The original and ultimate “four-letter word” was and is YHWH; the unspoken name of the Jewish god revealed to Moses at Mount Horeb, according to Exodus 3:13-15.
In Koine Greek, YHWH was described as the Tetragrammaton. In this Bible translation language, “tetra” means four, and grammaton is derived from the word “gramma” or “grammat” which means letter. Thus, the term literally means “the four-letter word” or “that which has four letters”.
Speaking the god’s name was considered dangerous and could invoke a curse, so it’s quite interesting to note that in English the term “four-letter word” has come to mean “coarse or abusive language”.
It is also intriguing that the ancient Egyptians mocked the Jews and Samaritans by claiming that they adopted the Egyptian god of Chaos, Seth, as their god. It has even been said that when the Seleucids entered the Holy of Holies of the Second Jewish Temple during the Maccabean revolt, they discovered a statue of a donkey-headed god.
Seth (also known as Set, Suetekh, Setekh or Setesh) was often depicted as having the head of a donkey and was an evil god responsible for war, mayhem, mayhem, storms, deserts and earthquake. The name Satan is also believed to derive from the name Set.
This was allegedly the reason the Israelites were forbidden to make drawings, paintings, sculptures, and other images of anything on earth or in heaven (Exodus 20:4-5), and only the High Priest could enter the Holy of Holies. No one could ever find out that their god was indeed Seth.
Historically, it is known that in 167 BCE, Antiochus IV Epiphanes, the Seleucid Emperor, ransacked the temple sanctuary in Jerusalem and instituted the practice of sacrificing pigs to Zeus on the high altar of the temple.

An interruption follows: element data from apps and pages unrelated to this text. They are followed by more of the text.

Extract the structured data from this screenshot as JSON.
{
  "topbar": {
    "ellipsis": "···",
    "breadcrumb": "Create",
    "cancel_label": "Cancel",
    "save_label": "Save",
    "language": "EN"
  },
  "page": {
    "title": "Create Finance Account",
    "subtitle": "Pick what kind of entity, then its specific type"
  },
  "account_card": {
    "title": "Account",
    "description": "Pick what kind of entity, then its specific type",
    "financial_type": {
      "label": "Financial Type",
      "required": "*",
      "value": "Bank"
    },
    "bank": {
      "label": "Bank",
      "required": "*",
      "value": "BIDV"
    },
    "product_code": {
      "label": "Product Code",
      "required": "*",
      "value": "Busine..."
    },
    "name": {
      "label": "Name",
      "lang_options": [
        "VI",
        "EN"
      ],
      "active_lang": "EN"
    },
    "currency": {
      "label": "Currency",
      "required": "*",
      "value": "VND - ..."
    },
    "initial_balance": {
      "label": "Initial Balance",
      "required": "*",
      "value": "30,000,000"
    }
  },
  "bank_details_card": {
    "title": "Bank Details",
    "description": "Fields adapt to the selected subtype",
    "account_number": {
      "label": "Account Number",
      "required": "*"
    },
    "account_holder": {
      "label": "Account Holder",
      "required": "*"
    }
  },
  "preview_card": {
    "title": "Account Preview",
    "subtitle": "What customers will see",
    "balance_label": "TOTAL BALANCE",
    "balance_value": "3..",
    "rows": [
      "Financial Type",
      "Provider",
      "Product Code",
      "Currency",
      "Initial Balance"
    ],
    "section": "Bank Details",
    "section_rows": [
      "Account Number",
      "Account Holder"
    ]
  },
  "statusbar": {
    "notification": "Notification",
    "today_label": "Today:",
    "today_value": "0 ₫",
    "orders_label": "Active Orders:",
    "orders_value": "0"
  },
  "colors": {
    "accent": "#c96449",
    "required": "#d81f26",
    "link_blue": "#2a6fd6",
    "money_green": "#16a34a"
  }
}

This act became known as Abomination of Desolation; and this infuriated the Jews so much that they continued the fight until they gained independence from the Seleucid Empire in 134 BCE.
The Jewish holiday of Hanukkah celebrates this huge victory for the Jews, who were clearly the outsiders of the maccabean wars.
Unfortunately, their freedom was relatively short. The Romans conquered Judea in 63 BCE and finally destroyed the temple in 70 CE and then built a temple to Jupiter (the Roman name for Zeus) over the Jewish temple, where they also made sacrifices to their main god. This was also known as the Abomination of Desolation.
After the Romans destroyed the Jewish Temple, the Roman historian, Publius Cornelius Tacitus (56-120 CE), also attributed to the Jews the worship of an onocephalic (donkey-headed) God. Worship of a donkey or donkey-god is known as onolatry, derived from one of the Greek words for donkey – onos.
The charge of onolatry was then transferred to Christians in the first and second centuries CE, before Orthodox Christianity became the dominant religion in the Roman Empire in the early 4th century and violently suppressed all challenges to its supremacy. No mockery of worshiping a donkey-headed God would ever again be tolerated.
However, in 1857, a caricature of the Crucifixion was discovered engraved on a wall of the Palace of the Caesars on the Palatine Hill in Rome (dated circa 2nd century CE), showing a Christian boy worshiping a crucified figure with the head of an ass. The inscription in Greek reads: “Alexamenos worshiping his God”.
In addition, a terracotta fragment was discovered in 1881 in Naples, dated to the first century AD, representing a figure with the head of a donkey, dressed in a toga and seated on a chair with a scroll in his hand, instructing several baboon-directed pupils.
This information is taken from highly reputable Catholic sources, which attribute the legacy of this “defamatory” accusation of onolatry by Christians to incidents in Carthage in the first and second centuries.
The issue is not the truth or falsity of the accusations and taunts leveled at the Jews and early Christians, but rather that many people of different social classes and in different countries held these beliefs about Judeo-Christian worship for many years. many centuries; indeed, longer than from the Renaissance to modern times. Yet most people today know nothing about it.
The entire story is another example of the multiple layers of history, mystery, legend, and intrigue that have influenced and shaped modern religion.
Why do people resist the truth so vigorously and prefer to keep themselves and others in darkness?
Believers are strongly discouraged from looking beyond The booklest they be astonished and confounded at what they shall find.
Nevertheless, we should all realize that myths and religions have a structure, a history and above all a conception and a social purpose that should never be ignored.
This column was offered as a letter to the editor